Image credit: Kent Smith/Showtime
AN OFFER SHE CAN'T REFUSE Carrie makes a deal that forces her to compromise her ideals, but it's all a part of a plan, a plan Saul believes is working. Even so, this is Homeland, and I've got a sinking feeling it's not going to go smoothly from here.
With that, she leaves Bennett and Franklin behind, and spends five hours shaking off anyone who may have been following her in order to get to... Saul.
Instead of pushing past Mira and forcibly searching for Saul like the last time she visited his home, she calmly walks toward Saul and tells him, "It worked, Saul.
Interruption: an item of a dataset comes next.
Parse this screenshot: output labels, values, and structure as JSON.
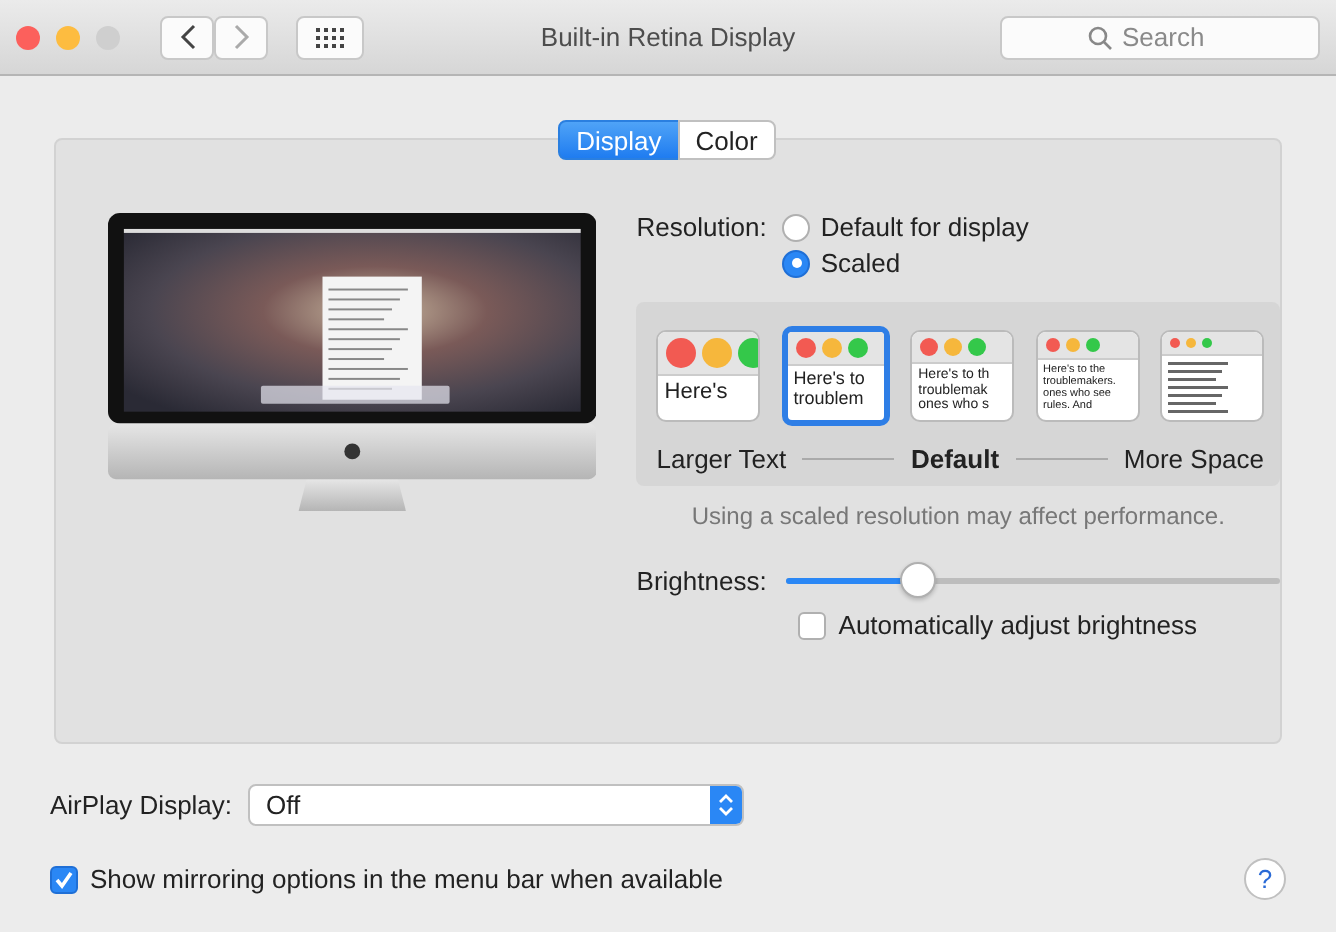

They picked me up this morning."
Oh. Jaw, meet floor.
Saul begins questioning Carrie, asking about the meeting with Bennett until he's satisfied that the interested client is Javadi. "It has to be," Carrie emphasizes. Reassured, he gazes at Carrie, a warm smile spreading across his face, and then holds her face in his hands. "You're an amazing person, Carrie Mathison. Amazing," he tells her. "You've been very, very brave."
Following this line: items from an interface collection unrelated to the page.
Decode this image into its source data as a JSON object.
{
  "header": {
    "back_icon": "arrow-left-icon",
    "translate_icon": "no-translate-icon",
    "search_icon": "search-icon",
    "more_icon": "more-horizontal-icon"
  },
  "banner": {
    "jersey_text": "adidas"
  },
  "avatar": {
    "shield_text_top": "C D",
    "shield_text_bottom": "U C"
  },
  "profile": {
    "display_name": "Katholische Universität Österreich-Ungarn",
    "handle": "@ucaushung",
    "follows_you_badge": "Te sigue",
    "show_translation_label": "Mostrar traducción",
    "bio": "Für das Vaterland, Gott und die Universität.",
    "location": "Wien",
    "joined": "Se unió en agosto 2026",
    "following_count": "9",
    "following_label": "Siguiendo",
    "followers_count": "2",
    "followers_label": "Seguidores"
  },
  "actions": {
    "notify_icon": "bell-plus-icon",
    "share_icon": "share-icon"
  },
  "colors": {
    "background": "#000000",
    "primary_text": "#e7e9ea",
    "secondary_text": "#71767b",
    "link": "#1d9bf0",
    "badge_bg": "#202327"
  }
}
And at this, Carrie starts to cry. "You shouldn't have left me in there," she whimpers. "It's too hard. I can't keep going." But Saul tells her she can, then turns to go make her a cup of tea. She leans into him as he leads her inside, mentor and protege back together again. Game on, indeed.
So... what to make of all this? Three weeks ago, my jaw dropped when Saul threw Carrie under the bus. Two weeks ago, the same happened as I watched Carrie, struggling to form the words while on meds, say, "F--k... you... Saul" to his face. And now? My jaw hit the floor, but it returned just as quickly as I started to think about the implications of this twist. Frankly, I'm torn.
On the one hand, I like that the show's putting the plot in this direction, because it's forward-moving. I defended last week's episode as a necessary interlude of sorts -- a refresh button, a time out, a breather of an hour that allowed the show to refocus on their two main characters. In a way, "Game On" is doing what it should be doing -- opening the next chapter for Carrie and moving beyond the stagnant feeling Homeland had before.
But on the other hand, I don't like that the show pulled the rug out from under its audience. To me, that's something a lesser show would do, because the overarching questions Homeland has asked in the past (i.e. Has Brody been turned? Can Carrie be trusted in her state?) kept the characters in the dark along with the audience. Here, we're the ones left without knowledge of what's going on, and sure, the rest of the CIA doesn't know about Saul and Carrie, but we could care less about who's not on screen. Keeping the audience in the dark makes it hard for us to connect to the story. This twist feels more like a trick -- an alienating one.
And again, that also has to do with how little we know of Javadi. Yes, he's the Big Bad, but the suspense isn't kicking in -- he just doesn't seem threatening as a bevy of facts about his past. For a television show, we need faces, we need scenes, we need stories.
"I can't keep going," Carrie told Saul at the end of tonight's episode, and those lines could act as commentary for Homeland viewers. How long can the show hold onto its audience, an audience that admittedly asks a lot?
So that's where you come in, recap-readers. What did you make of "Game On"? Like the twist, or feel as skeptical as I am? Angry with the return of Dana, or pleased with the Leo development at the end? Glad to see Mike again? Wish we could have seen Quinn? (I know I did.)
And of course, most importantly, disappointed Chris Brody didn't make an appearance? What if he's behind everything?! You heard it here first. Whatever your thoughts, share them in the comments below.
Read EW's interview with 'Homeland' showrunner Alex Gansa, who talks tonight's big twist and defends season 3, over on Inside TV.